Proclaimed nationally by then-President Ronald Reagan on February 13, 1984, National Surveyors Week is celebrated each year starting the third Sunday in March. The purpose of the week is to educate the public about the value of land surveying through classroom contact, media, and visible public service.
There are more than 43,000 land surveyors in the United States, who are skilled or familiar with several fields: geometry, trigonometry, regression analysis, physics, engineering, meteorology, programming languages, and the law. In fact, some of the nation’s founding fathers, including George Washington and Thomas Jefferson were land surveyors during colonial times.
Surveying has been a part of the advancement of civilization since the beginning of recorded history, as it is necessary to plan and build most earth-bound projects. The first examples in the history of land surveying date back to the ancient Egyptians during the building of the Great Pyramid at Giza in 2700 BC. Throughout our country’s history, surveyors have been credited with developing economic plans that effectively use resources and land to help the country prosper.
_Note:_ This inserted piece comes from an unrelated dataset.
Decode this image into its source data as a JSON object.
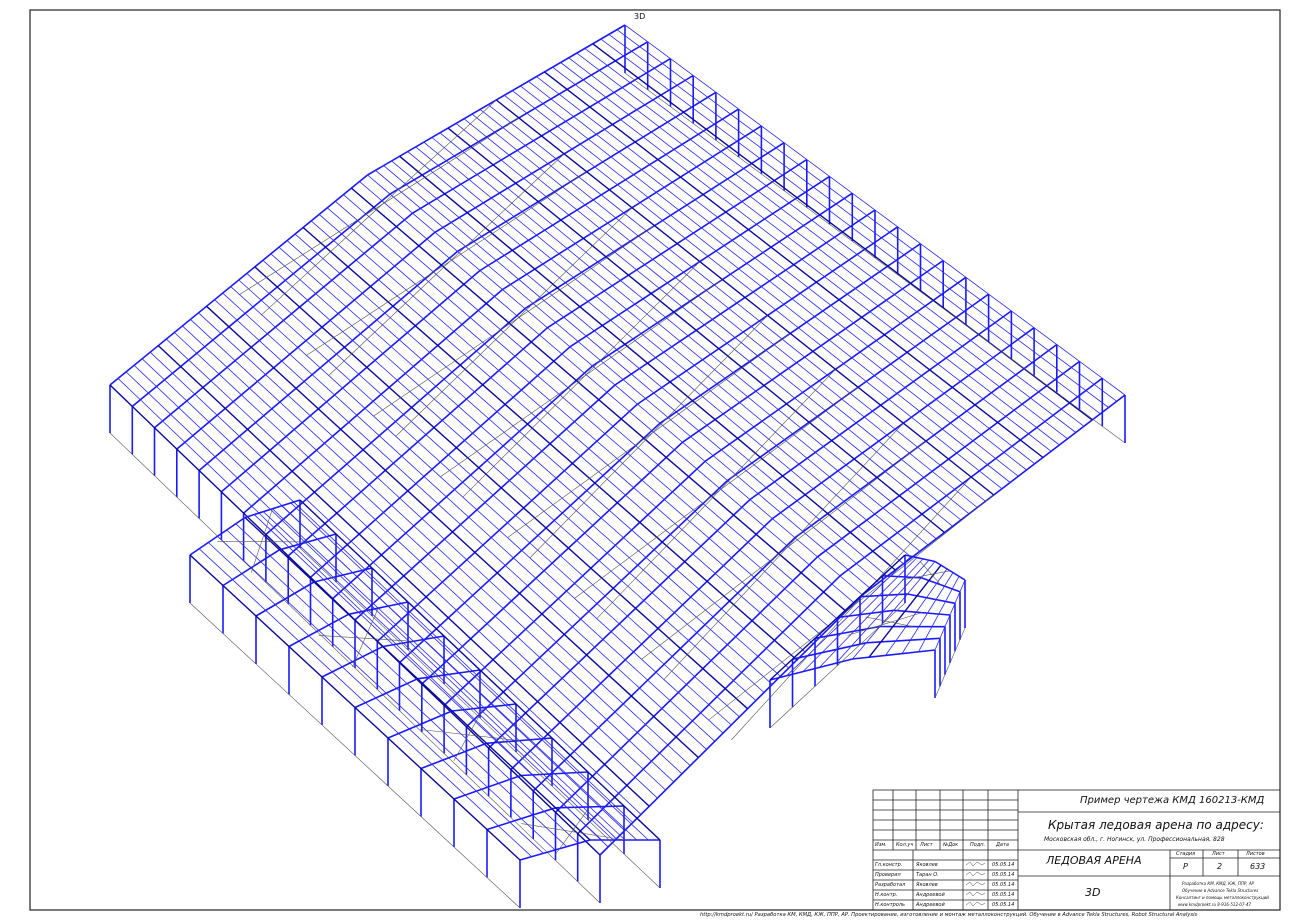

While the basics of surveying have stayed the same, the tools of surveying today are much more technical than they once were. Drones and lasers have replaced much of the telescope-on-a-tripod work. Remote sensing and satellite imagery continue to improve and become cheaper, allowing more commonplace use, and there is increasing use of three-dimensional (3D) scanning.
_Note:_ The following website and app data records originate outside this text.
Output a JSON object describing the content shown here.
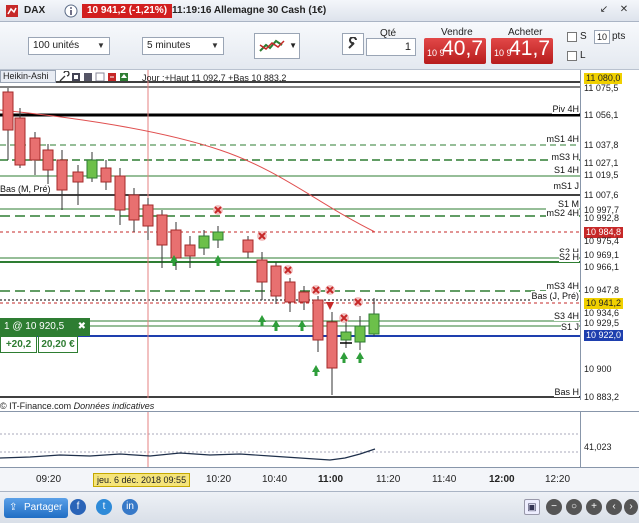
{
  "titlebar": {
    "symbol": "DAX",
    "price_badge": "10 941,2 (-1,21%)",
    "title": "11:19:16 Allemagne 30 Cash (1€)",
    "controls": [
      "↙",
      "✕"
    ]
  },
  "toolbar": {
    "unit_select": "100 unités",
    "interval_select": "5 minutes",
    "qty_label": "Qté",
    "qty_value": "1",
    "sell_label": "Vendre",
    "buy_label": "Acheter",
    "sell_small": "10 9",
    "sell_big": "40,7",
    "buy_small": "10 9",
    "buy_big": "41,7",
    "check_s_label": "S",
    "check_s_value": "10",
    "check_s_unit": "pts",
    "check_l_label": "L"
  },
  "chart": {
    "indicator_label": "Heikin-Ashi",
    "info_text": "Jour :+Haut 11 092,7 +Bas 10 883,2",
    "source_text": "© IT-Finance.com",
    "source_note": "Données indicatives",
    "position_label": "1 @ 10 920,5",
    "position_pts": "+20,2",
    "position_eur": "20,20 €",
    "level_labels": [
      {
        "text": "Piv 4H"
      },
      {
        "text": "mS1 4H"
      },
      {
        "text": "mS3 H"
      },
      {
        "text": "S1 4H"
      },
      {
        "text": "mS1 J"
      },
      {
        "text": "Bas (M, Pré)"
      },
      {
        "text": "S1 M"
      },
      {
        "text": "mS2 4H"
      },
      {
        "text": "S3 H"
      },
      {
        "text": "S2 H"
      },
      {
        "text": "mS3 4H"
      },
      {
        "text": "Bas (J, Pré)"
      },
      {
        "text": "S3 4H"
      },
      {
        "text": "S1 J"
      },
      {
        "text": "Bas H"
      }
    ],
    "price_labels": [
      {
        "text": "11 080,0"
      },
      {
        "text": "11 075,5"
      },
      {
        "text": "11 056,1"
      },
      {
        "text": "11 037,8"
      },
      {
        "text": "11 027,1"
      },
      {
        "text": "11 019,5"
      },
      {
        "text": "11 007,6"
      },
      {
        "text": "10 997,7"
      },
      {
        "text": "10 992,8"
      },
      {
        "text": "10 984,8"
      },
      {
        "text": "10 975,4"
      },
      {
        "text": "10 969,1"
      },
      {
        "text": "10 966,1"
      },
      {
        "text": "10 947,8"
      },
      {
        "text": "10 941,2"
      },
      {
        "text": "10 934,6"
      },
      {
        "text": "10 929,5"
      },
      {
        "text": "10 922,0"
      },
      {
        "text": "10 900"
      },
      {
        "text": "10 883,2"
      }
    ],
    "osc_value": "41,023"
  },
  "time_axis": {
    "date_tag": "jeu. 6 déc. 2018 09:55",
    "ticks": [
      {
        "text": "09:20",
        "bold": false
      },
      {
        "text": "10:20",
        "bold": false
      },
      {
        "text": "10:40",
        "bold": false
      },
      {
        "text": "11:00",
        "bold": true
      },
      {
        "text": "11:20",
        "bold": false
      },
      {
        "text": "11:40",
        "bold": false
      },
      {
        "text": "12:00",
        "bold": true
      },
      {
        "text": "12:20",
        "bold": false
      }
    ]
  },
  "bottom": {
    "share_label": "Partager"
  }
}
As a family-owned business with more than 50 years of experience in land surveying throughout the state of Ohio, at McSteen Land Surveyors we are proud to be leaders in an industry so important to the growth of our communities.